There are several considerations and moving parts when trying to come up with a break-even point for the KRG. Variables include new explorations, production figures and costs, and international oil prices. For example, as the Kurdish oilfields boost production, do the giant fields in the South boost production to the degree of compensating for the loss from the North? However, more important that “how much” is “how stable” oil exports are. In other words, for the KRG, ensuring and controlling a predictable flow of oil and revenue independently would be more preferable to unpredictable revenues controlled by Baghdad.
Furthermore, there are logistical challenges that could slow down the flow of Kurdish crude. Export infrastructure, including pipelines and storage capacity, fall behind production capacity. More importantly, the KRG has not yet put in place institutions capable of responsibly dealing with the windfall from oil sales. The KRG should have learned a major lesson from the suffering it incurred by Baghdad’s budget cuts. The KRG needs to build a diversified economy founded on a strong legal and institutional foundation. Up to now, the KRG’s economy can be characterized as merely a distribution system—channeling oil revenues that it did not fully control on an uncontrollably enlarging public sector. For example, it is economically wasteful and unsustainable to spend up to 70% of oil revenues on a bloated bureaucracy whose contribution to the economy is about 2%! The Kurdistan natural resources law has important clauses for wealth management, such as a sovereign wealth fund, that need to be implemented. Despite these shortcomings, the KRG has been abler in translating oil wealth into development, a case in point that the management of wealth is more crucial than its size.
The role of Turkey has been central to the KRG’s ability to export oil and, as of recently, home to the KRG’s deposit account for oil revenues accrued through sales from Ceyhan. Can we expect this degree of cooperation to lead to increased commercial ties between the two in broader ways?
Yes. KRG needs Turkey’s political support and technical expertise. Turkey, in turn, needs to diversify its energy sources and find markets for its industries. The KRG-Turkey commercial and energy cooperation is a classic example of a win-win situation that has helped both sides put many of their historical disputes behind them, and look forward. It is also an example of economic and commercial cooperation easing political tensions. The relations have so far have been resilient, weathering developments in Syria, Turkey, and Iraq. It has both short- and long-term implications for both sides’ economic and political trajectory.

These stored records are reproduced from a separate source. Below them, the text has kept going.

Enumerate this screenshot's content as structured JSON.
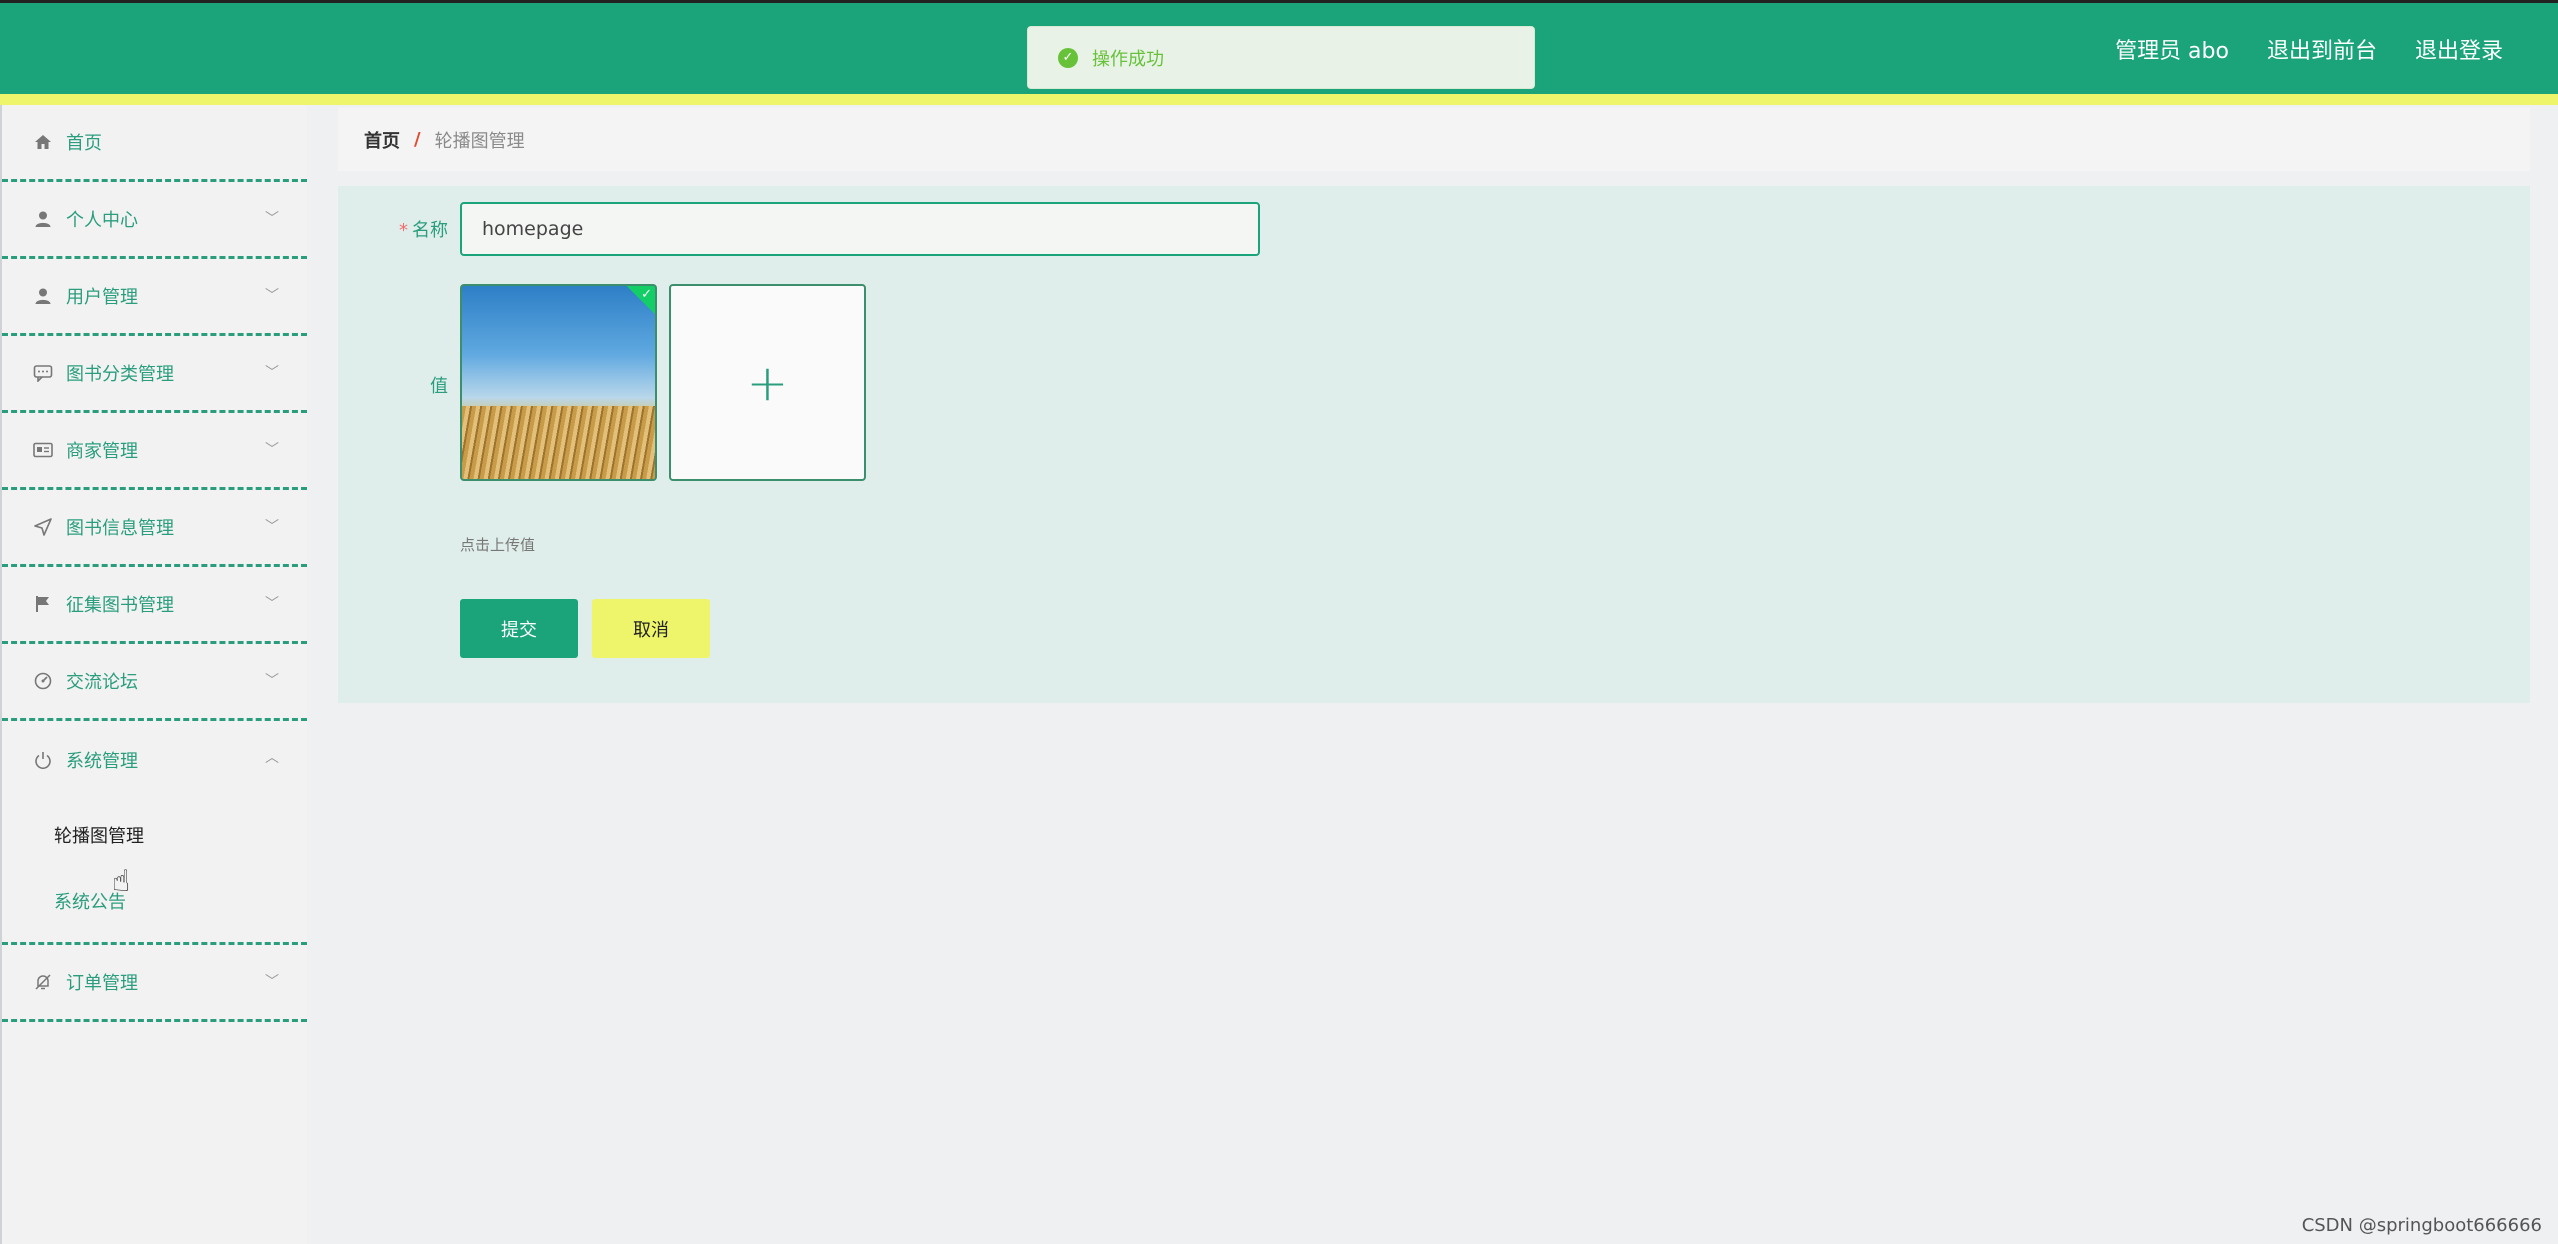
{
  "header": {
    "user_label": "管理员 abo",
    "to_front_label": "退出到前台",
    "logout_label": "退出登录"
  },
  "toast": {
    "message": "操作成功"
  },
  "sidebar": {
    "items": [
      {
        "label": "首页",
        "icon": "home-icon"
      },
      {
        "label": "个人中心",
        "icon": "user-icon"
      },
      {
        "label": "用户管理",
        "icon": "user-icon"
      },
      {
        "label": "图书分类管理",
        "icon": "chat-icon"
      },
      {
        "label": "商家管理",
        "icon": "id-card-icon"
      },
      {
        "label": "图书信息管理",
        "icon": "send-icon"
      },
      {
        "label": "征集图书管理",
        "icon": "flag-icon"
      },
      {
        "label": "交流论坛",
        "icon": "gauge-icon"
      },
      {
        "label": "系统管理",
        "icon": "power-icon",
        "expanded": true
      },
      {
        "label": "订单管理",
        "icon": "bell-off-icon"
      }
    ],
    "submenu": [
      {
        "label": "轮播图管理",
        "active": true
      },
      {
        "label": "系统公告",
        "active": false
      }
    ]
  },
  "breadcrumb": {
    "home": "首页",
    "separator": "/",
    "current": "轮播图管理"
  },
  "form": {
    "name_label": "名称",
    "name_value": "homepage",
    "value_label": "值",
    "upload_hint": "点击上传值",
    "submit_label": "提交",
    "cancel_label": "取消"
  },
  "watermark": "CSDN @springboot666666",
  "colors": {
    "primary": "#1ba47a",
    "accent_yellow": "#eef56b"
  }
}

The KRG should know, however, that Turkey, a NATO power, has a much larger economy and could absorb Kurdistan. In other words, independence from Baghdad should not translate to full dependence on Ankara. KRG’s leverage on Ankara is much smaller than its leverage on Baghdad. This is yet another reason that necessitates that the KRG invest in creating a robust local economy, interdependent with its neighbor.
You note in your recent report that further promoting and developing Kurdistan’s gas resources could broadly benefit its economy. Can you tell us just how and why this is the case?
Indeed, gas can be instrumental to the economic diversification I advocated for earlier. The KRG has an estimated 165 trillion cubic feet of natural gas, most of which is associated with oil. Gas can be the feedstock for many local industries, including power generation and petrochemicals. Once developed, the KRG can export gas, especially to Turkey, which sees gas as the real prize for its cooperation with the KRG. Less like oil, natural gas can have stronger ripple effects in the economy, by offering local industry a comparative advantage for lower cost manufacturing and agriculture. If exploited well, the KRG could also export electricity. In terms of the environment, gas is cleaner. However, unlike oil, gas has not received due attention. Iraq currently flares about half of gas production due to lack of capturing technology—an obvious opportunity loss.